The best bits are when the Stooges are faced with the modern world, and they are fish out of water. A Curly bit with an iPhone is included on the trailer and is one of the better bits. There are some gags that do fall flat. There’s a “urine” gun fight in a maternity ward where they’re using infant boys as squirt guns in a fight likely attempting to capture the pie fight days of the classic show. It never really works. But these moments are often forgivable as the new boys appear to be channeling the masters at times.
There’s a pretty cool supporting cast here. Moe ends up on The Jersey Shore, and that cast makes an extended cameo on the film. Jane Lynch is excellent as the orphanage Mother Superior, and Marianne Leone steals every scene as the rough-voiced Sister Ricarda who plays the boys’ main foil at the orphanage. There’s a little bit of Cheech & Chong’s Sister Mary Elephant in there. Swimsuit model Kate Upton literally fills out the group of sisters as the shapely Sister Bernice.
The Three Stooges is presented in its original aspect ratio of 1.85:1. The 1080p image is arrived at with an AVC MPEG-4 codec at an average 30-35 mbps. The picture is about as clean and natural as they come. Colors are bright, and detail really helps to sell how much the new guys fit their roles. Black levels are above average. The print is clean. You really won’t find anything to keep you from laughing along here.
The DTS-HD Master Audio 5.1 is really there for the dialog. The sound design has only one other essential element, and that’s the classic boinks, thuds and bings. I was so wrapped up in those elements that I completely forgot about score or surround separation. It’s not important.
It’s all in HD.
Deleted/Extended Scenes: (9:29) You can’t select them individually, and just about all of this material can be classified as extended stuff.
What’s The Big Idea? A History Of The Three Stooges: (10:39) No, this isn’t really a complete look at the original boys.
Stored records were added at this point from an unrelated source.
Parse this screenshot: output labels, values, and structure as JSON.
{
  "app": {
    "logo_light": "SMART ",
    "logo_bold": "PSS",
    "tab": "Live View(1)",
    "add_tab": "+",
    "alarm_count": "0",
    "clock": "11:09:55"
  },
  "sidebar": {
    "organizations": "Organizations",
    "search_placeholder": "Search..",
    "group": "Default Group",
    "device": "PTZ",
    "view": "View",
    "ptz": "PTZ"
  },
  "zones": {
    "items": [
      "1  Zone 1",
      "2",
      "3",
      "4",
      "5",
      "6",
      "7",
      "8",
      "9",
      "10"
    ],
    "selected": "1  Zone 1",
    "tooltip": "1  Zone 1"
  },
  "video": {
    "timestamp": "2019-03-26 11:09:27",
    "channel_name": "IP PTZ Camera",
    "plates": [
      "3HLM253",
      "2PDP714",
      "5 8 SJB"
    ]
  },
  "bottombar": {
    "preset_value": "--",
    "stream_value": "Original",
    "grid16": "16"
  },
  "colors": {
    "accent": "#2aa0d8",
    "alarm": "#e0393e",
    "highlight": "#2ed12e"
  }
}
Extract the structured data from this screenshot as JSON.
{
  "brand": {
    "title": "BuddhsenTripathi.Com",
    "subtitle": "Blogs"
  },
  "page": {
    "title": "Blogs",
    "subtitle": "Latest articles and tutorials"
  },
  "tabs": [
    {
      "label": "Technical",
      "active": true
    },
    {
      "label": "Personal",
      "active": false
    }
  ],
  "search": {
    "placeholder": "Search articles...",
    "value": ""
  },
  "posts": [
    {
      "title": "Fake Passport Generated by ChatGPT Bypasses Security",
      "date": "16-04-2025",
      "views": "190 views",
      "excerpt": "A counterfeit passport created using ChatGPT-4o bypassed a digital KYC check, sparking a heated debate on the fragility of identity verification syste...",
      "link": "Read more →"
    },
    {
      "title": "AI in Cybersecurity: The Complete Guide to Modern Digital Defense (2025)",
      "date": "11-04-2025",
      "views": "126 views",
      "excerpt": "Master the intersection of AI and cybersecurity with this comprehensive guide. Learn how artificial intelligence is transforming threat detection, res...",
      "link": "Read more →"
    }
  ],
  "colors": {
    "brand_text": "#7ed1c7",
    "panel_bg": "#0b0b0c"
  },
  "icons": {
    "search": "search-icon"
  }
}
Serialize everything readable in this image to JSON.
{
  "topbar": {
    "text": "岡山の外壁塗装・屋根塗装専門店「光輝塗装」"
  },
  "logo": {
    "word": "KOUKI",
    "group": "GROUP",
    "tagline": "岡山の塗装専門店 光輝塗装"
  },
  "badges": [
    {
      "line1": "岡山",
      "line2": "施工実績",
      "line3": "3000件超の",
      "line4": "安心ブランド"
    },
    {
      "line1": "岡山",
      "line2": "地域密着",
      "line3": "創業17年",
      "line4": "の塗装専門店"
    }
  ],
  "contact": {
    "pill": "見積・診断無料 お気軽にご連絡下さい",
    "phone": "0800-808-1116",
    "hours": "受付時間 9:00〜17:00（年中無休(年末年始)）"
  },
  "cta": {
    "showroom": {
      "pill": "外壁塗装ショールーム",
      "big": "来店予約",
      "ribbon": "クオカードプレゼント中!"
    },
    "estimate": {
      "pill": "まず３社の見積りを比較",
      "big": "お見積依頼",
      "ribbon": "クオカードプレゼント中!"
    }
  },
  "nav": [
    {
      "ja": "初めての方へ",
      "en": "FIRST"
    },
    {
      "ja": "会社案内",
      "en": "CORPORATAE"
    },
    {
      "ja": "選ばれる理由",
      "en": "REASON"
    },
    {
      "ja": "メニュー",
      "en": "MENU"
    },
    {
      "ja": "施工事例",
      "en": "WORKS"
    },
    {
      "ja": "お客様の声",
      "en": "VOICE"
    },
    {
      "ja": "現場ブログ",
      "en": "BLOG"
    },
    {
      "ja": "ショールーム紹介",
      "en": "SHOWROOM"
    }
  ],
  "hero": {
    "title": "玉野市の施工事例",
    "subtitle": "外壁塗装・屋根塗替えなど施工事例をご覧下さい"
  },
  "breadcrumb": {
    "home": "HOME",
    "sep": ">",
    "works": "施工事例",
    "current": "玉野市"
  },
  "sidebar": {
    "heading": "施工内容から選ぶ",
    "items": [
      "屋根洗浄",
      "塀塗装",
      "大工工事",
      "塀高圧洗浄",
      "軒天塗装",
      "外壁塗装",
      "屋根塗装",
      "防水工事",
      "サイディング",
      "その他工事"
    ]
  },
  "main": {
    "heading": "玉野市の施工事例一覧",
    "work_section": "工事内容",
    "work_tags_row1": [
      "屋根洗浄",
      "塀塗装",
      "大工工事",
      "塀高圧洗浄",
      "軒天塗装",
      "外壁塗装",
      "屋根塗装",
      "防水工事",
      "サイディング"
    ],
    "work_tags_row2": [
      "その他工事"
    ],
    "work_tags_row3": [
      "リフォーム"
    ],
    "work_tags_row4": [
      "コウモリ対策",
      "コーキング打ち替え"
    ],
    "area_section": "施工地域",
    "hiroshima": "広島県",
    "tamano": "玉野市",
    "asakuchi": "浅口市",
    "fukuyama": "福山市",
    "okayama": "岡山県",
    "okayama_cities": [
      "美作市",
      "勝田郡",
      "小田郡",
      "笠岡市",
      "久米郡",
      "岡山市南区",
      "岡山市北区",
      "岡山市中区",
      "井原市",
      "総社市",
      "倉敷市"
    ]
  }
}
There is a quick breakdown of the history of the originals and it includes some classic footage. Most of this is how the film finally made it to the screen.
Knuckleheads – Behind The Scenes On The Three Stooges: (5:11) The focus is on two of the bits here.
Did You Hear That?: (4:11) This feature looks at how the original sounds add to the film.
Casting The Three Stooges: (9:12) There’s plenty of screen test footage here, and the focus is on how each of these guys were selected for the parts. I thought it was some kind of divine natural selection. Who knew?
Three Stooges Mash-Up: (3:10) A montage of slapstick moments from the film.
Original Screen Test: (4:06) The sandwich board scene was used to test the guys’ timing and chemistry. Here’s the complete scene.
The only real flaw is that it does appear to be overlong. I think The Stooges worked best in the short format. It also works better, as I’ve already explained, as a home video title. I hope that the bad buzz from the theatrical release doesn’t keep you away from this one. There’s a direct-to-video market here, because I would like to see these guys do more. Let’s hope it doesn’t take another 16 years. That causes its own set of problems. “You know how long I’ve waited for this day, but now that it’s here, I don’t know.”